The Freedom Express is a journey that follows 20 young Europeans as they discover the traces of 1989, an extraordinary year that transformed Europe.
Twenty-five years on from the collapse of Communism in Europe, the participants of the study trip are visiting the key places of those revolutions and meeting the people that were involved.
On the third leg of the trip, the group was introduced to the Velvet Revolution, which in 1989 quickly swept across Czechoslovakia, overthrowing the isolated and rigid communist regime in an extraordinarily short span of time.
After spending some time on the Austrian-Hungarian border and meeting the organisers of the Pan-European Picnic, the Freedom Express got back on the road and headed towards Bratislava.
Shortly after entering Slovakia, the group was taken into a remote area where they went back in time: Through a specially organised reconstruction, the participants had a taste of what it was like to cross the Czechoslovakia border in the 1980s.
Participants experiencing what it was like to cross the Czechoslovakia border in the 1980s. Images: Europeana (CC-BY-SA)
After crossing the border, the group met with Ján Lőrincz, a freelance photographer who through hundreds of photographs captured the dramatic scenes on the streets of Bratislava during the Velvet Revolution. He recalls; ‘It was the feeling of the freedom, because when you live so close to the border and you go up to the hill, you know that the other world is just a stone’s throw away, and yet it’s so far, you can’t do anything about it…’.
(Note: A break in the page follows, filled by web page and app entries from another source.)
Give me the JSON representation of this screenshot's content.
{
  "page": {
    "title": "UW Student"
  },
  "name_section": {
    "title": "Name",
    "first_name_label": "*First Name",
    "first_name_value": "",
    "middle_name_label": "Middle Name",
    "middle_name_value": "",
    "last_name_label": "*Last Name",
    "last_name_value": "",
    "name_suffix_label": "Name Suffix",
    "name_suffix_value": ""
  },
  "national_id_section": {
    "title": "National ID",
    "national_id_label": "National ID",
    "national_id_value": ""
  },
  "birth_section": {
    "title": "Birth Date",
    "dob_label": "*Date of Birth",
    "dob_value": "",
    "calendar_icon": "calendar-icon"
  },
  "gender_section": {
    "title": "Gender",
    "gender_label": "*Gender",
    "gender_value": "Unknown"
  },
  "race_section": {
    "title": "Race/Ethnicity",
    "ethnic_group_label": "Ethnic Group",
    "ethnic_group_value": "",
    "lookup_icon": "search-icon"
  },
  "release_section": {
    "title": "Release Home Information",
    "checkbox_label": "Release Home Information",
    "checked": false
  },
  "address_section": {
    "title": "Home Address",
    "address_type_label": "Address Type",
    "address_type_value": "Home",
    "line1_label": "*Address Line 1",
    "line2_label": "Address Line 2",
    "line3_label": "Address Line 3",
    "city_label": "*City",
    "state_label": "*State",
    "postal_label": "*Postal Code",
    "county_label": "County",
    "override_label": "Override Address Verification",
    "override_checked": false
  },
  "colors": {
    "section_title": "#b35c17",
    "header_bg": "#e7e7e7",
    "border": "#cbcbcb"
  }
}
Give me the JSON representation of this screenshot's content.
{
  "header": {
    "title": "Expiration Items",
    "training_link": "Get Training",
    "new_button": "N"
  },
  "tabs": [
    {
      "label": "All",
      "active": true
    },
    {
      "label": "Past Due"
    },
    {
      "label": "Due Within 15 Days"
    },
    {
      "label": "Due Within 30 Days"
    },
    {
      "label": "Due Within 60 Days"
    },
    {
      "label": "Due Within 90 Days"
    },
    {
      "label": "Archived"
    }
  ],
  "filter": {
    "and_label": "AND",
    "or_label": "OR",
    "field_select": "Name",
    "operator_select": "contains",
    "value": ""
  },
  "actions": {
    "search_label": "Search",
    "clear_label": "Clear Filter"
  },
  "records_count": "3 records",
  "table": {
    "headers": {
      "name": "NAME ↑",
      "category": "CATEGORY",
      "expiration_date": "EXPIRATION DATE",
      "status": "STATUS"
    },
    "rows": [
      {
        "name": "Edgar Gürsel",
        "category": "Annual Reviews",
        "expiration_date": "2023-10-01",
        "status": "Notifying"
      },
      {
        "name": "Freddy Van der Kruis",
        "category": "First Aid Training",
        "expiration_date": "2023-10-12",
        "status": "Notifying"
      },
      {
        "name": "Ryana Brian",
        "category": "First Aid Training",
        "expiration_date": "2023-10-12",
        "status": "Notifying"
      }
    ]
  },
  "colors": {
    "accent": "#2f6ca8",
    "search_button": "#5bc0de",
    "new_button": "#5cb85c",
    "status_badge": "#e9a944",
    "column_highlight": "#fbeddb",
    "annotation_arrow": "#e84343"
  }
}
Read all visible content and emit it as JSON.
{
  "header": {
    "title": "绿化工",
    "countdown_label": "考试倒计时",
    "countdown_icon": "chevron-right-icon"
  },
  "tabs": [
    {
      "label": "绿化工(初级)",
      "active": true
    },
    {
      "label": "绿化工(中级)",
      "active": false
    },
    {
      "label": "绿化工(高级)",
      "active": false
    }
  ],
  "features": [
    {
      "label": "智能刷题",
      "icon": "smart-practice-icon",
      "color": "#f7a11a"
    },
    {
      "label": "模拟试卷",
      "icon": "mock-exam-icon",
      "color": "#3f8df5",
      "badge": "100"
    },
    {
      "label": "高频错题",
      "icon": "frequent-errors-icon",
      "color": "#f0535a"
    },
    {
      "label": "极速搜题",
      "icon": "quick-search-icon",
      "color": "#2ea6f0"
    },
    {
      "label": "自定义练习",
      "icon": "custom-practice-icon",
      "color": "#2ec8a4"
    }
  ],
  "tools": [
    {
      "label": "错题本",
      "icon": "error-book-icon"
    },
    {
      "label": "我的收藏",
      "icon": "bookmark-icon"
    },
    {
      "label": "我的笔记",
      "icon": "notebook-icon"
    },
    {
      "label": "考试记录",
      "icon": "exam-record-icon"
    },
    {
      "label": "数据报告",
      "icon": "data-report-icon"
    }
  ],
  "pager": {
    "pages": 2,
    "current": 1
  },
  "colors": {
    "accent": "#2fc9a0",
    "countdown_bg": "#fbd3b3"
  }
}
Finishing off their time in Slovakia, the participants sat down with three of Slovakia’s most prominent artists of the 20th century: Rudolf Sikora, Jozef Jankovič and Miroslav Cipár. Together they discussed the impact of the communist regime on their work and how they adapted to their newly found freedom after 1989.
Revolutionary Czech Rock
After Bratislava, the participants arrived in Prague where they met with Czech rock band, Plastic People of the Universe.
In the 1970s and 80s the Plastic People of the Universe were the leading band in Czechoslovakia. This avant-garde group went against the grain of the communist regime, and due to its non-conformism often suffered serious problems, such as arrests. The group continues to perform even after the death of the founder, main composer and bass player, Milan ‘Mejla’ Hlavsa.
The next day the group was invited to the German Embassy to attend an event that commemorated the escape of Germans from the GDR in September 1989.
The event centred around a discussion with Czech artist, David Černý, together with Jan Bubenik, who was student involved in the Velvet Revolution, and prominent Czech politician Alexandr Vondra. The palace, where the embassy is situated, became the resort of numerous East German refugees who had reached Prague, climbed over the fence and camped out on the grounds. On the evening of 30 September, Foreign Minister Hans- Dietrich Genscher stepped out on the balcony to announce an agreement about the refugees’ voyage to West Germany.
Next stop, Berlin…